### Assigned task
Could you restate the data word for word?

[Data records for software interfaces]
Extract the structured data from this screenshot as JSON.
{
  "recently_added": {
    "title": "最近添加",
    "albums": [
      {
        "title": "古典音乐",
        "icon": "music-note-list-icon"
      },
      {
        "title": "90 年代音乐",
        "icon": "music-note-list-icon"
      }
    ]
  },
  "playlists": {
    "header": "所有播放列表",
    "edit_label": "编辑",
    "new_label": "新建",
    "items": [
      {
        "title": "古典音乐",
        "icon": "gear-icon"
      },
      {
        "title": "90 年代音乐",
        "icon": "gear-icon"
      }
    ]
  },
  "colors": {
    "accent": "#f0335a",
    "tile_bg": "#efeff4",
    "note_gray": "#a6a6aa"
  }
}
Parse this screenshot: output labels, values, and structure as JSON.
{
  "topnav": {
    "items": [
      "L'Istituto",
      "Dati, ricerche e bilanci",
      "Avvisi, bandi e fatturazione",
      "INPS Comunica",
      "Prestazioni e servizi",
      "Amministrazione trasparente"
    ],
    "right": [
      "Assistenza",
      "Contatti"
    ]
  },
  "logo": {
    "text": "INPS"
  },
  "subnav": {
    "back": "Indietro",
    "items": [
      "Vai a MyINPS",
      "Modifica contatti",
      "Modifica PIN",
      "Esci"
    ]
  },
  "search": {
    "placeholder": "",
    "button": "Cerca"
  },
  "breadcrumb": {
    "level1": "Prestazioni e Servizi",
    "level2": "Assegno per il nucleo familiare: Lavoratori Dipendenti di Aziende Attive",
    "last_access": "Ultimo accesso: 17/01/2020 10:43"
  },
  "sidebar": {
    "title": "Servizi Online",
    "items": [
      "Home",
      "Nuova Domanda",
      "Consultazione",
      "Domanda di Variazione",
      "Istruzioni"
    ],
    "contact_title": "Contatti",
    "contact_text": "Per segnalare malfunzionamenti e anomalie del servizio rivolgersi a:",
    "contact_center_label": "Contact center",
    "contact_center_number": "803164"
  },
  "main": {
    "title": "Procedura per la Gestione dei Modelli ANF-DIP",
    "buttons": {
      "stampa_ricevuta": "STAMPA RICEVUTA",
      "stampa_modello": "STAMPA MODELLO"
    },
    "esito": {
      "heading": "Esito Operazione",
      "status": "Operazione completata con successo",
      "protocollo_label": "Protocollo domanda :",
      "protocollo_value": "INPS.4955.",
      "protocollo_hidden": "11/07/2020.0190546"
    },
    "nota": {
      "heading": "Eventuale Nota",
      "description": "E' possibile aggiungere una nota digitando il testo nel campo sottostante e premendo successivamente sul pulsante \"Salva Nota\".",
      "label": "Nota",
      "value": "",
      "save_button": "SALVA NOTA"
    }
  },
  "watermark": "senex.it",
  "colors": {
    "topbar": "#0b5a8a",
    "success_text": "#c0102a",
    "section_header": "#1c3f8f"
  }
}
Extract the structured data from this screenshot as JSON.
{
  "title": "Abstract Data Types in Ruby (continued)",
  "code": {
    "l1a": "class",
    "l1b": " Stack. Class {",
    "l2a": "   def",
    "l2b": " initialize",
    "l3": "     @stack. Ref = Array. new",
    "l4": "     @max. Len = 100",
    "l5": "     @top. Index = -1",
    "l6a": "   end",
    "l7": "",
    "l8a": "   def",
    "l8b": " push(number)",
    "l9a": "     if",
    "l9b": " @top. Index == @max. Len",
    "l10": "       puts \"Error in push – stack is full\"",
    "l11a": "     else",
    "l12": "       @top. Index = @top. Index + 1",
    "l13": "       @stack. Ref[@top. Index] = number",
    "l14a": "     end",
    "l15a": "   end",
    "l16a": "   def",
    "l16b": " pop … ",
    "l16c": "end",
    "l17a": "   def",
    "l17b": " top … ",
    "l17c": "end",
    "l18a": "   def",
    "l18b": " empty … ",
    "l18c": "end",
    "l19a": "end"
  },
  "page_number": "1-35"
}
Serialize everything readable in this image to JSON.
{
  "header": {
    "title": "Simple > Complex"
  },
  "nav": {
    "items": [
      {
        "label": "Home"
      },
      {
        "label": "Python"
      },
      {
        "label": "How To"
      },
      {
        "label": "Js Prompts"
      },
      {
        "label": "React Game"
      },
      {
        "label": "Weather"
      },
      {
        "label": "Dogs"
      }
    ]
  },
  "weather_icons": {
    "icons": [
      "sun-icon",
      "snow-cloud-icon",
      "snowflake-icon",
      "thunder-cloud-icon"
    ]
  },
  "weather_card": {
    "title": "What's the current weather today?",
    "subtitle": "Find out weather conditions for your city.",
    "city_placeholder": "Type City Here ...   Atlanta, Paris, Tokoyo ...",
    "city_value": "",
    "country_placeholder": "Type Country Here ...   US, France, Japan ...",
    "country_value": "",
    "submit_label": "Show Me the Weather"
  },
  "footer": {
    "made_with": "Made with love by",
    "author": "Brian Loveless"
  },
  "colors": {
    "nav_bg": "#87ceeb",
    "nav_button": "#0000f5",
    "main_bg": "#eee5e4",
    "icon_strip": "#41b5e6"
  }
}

### Solution for this exercise
Extract the structured data from this screenshot as JSON.
{
  "recently_added": {
    "title": "最近添加",
    "albums": [
      {
        "title": "古典音乐",
        "icon": "music-note-list-icon"
      },
      {
        "title": "90 年代音乐",
        "icon": "music-note-list-icon"
      }
    ]
  },
  "playlists": {
    "header": "所有播放列表",
    "edit_label": "编辑",
    "new_label": "新建",
    "items": [
      {
        "title": "古典音乐",
        "icon": "gear-icon"
      },
      {
        "title": "90 年代音乐",
        "icon": "gear-icon"
      }
    ]
  },
  "colors": {
    "accent": "#f0335a",
    "tile_bg": "#efeff4",
    "note_gray": "#a6a6aa"
  }
}
Parse this screenshot: output labels, values, and structure as JSON.
{
  "topnav": {
    "items": [
      "L'Istituto",
      "Dati, ricerche e bilanci",
      "Avvisi, bandi e fatturazione",
      "INPS Comunica",
      "Prestazioni e servizi",
      "Amministrazione trasparente"
    ],
    "right": [
      "Assistenza",
      "Contatti"
    ]
  },
  "logo": {
    "text": "INPS"
  },
  "subnav": {
    "back": "Indietro",
    "items": [
      "Vai a MyINPS",
      "Modifica contatti",
      "Modifica PIN",
      "Esci"
    ]
  },
  "search": {
    "placeholder": "",
    "button": "Cerca"
  },
  "breadcrumb": {
    "level1": "Prestazioni e Servizi",
    "level2": "Assegno per il nucleo familiare: Lavoratori Dipendenti di Aziende Attive",
    "last_access": "Ultimo accesso: 17/01/2020 10:43"
  },
  "sidebar": {
    "title": "Servizi Online",
    "items": [
      "Home",
      "Nuova Domanda",
      "Consultazione",
      "Domanda di Variazione",
      "Istruzioni"
    ],
    "contact_title": "Contatti",
    "contact_text": "Per segnalare malfunzionamenti e anomalie del servizio rivolgersi a:",
    "contact_center_label": "Contact center",
    "contact_center_number": "803164"
  },
  "main": {
    "title": "Procedura per la Gestione dei Modelli ANF-DIP",
    "buttons": {
      "stampa_ricevuta": "STAMPA RICEVUTA",
      "stampa_modello": "STAMPA MODELLO"
    },
    "esito": {
      "heading": "Esito Operazione",
      "status": "Operazione completata con successo",
      "protocollo_label": "Protocollo domanda :",
      "protocollo_value": "INPS.4955.",
      "protocollo_hidden": "11/07/2020.0190546"
    },
    "nota": {
      "heading": "Eventuale Nota",
      "description": "E' possibile aggiungere una nota digitando il testo nel campo sottostante e premendo successivamente sul pulsante \"Salva Nota\".",
      "label": "Nota",
      "value": "",
      "save_button": "SALVA NOTA"
    }
  },
  "watermark": "senex.it",
  "colors": {
    "topbar": "#0b5a8a",
    "success_text": "#c0102a",
    "section_header": "#1c3f8f"
  }
}
Extract the structured data from this screenshot as JSON.
{
  "title": "Abstract Data Types in Ruby (continued)",
  "code": {
    "l1a": "class",
    "l1b": " Stack. Class {",
    "l2a": "   def",
    "l2b": " initialize",
    "l3": "     @stack. Ref = Array. new",
    "l4": "     @max. Len = 100",
    "l5": "     @top. Index = -1",
    "l6a": "   end",
    "l7": "",
    "l8a": "   def",
    "l8b": " push(number)",
    "l9a": "     if",
    "l9b": " @top. Index == @max. Len",
    "l10": "       puts \"Error in push – stack is full\"",
    "l11a": "     else",
    "l12": "       @top. Index = @top. Index + 1",
    "l13": "       @stack. Ref[@top. Index] = number",
    "l14a": "     end",
    "l15a": "   end",
    "l16a": "   def",
    "l16b": " pop … ",
    "l16c": "end",
    "l17a": "   def",
    "l17b": " top … ",
    "l17c": "end",
    "l18a": "   def",
    "l18b": " empty … ",
    "l18c": "end",
    "l19a": "end"
  },
  "page_number": "1-35"
}
Serialize everything readable in this image to JSON.
{
  "header": {
    "title": "Simple > Complex"
  },
  "nav": {
    "items": [
      {
        "label": "Home"
      },
      {
        "label": "Python"
      },
      {
        "label": "How To"
      },
      {
        "label": "Js Prompts"
      },
      {
        "label": "React Game"
      },
      {
        "label": "Weather"
      },
      {
        "label": "Dogs"
      }
    ]
  },
  "weather_icons": {
    "icons": [
      "sun-icon",
      "snow-cloud-icon",
      "snowflake-icon",
      "thunder-cloud-icon"
    ]
  },
  "weather_card": {
    "title": "What's the current weather today?",
    "subtitle": "Find out weather conditions for your city.",
    "city_placeholder": "Type City Here ...   Atlanta, Paris, Tokoyo ...",
    "city_value": "",
    "country_placeholder": "Type Country Here ...   US, France, Japan ...",
    "country_value": "",
    "submit_label": "Show Me the Weather"
  },
  "footer": {
    "made_with": "Made with love by",
    "author": "Brian Loveless"
  },
  "colors": {
    "nav_bg": "#87ceeb",
    "nav_button": "#0000f5",
    "main_bg": "#eee5e4",
    "icon_strip": "#41b5e6"
  }
}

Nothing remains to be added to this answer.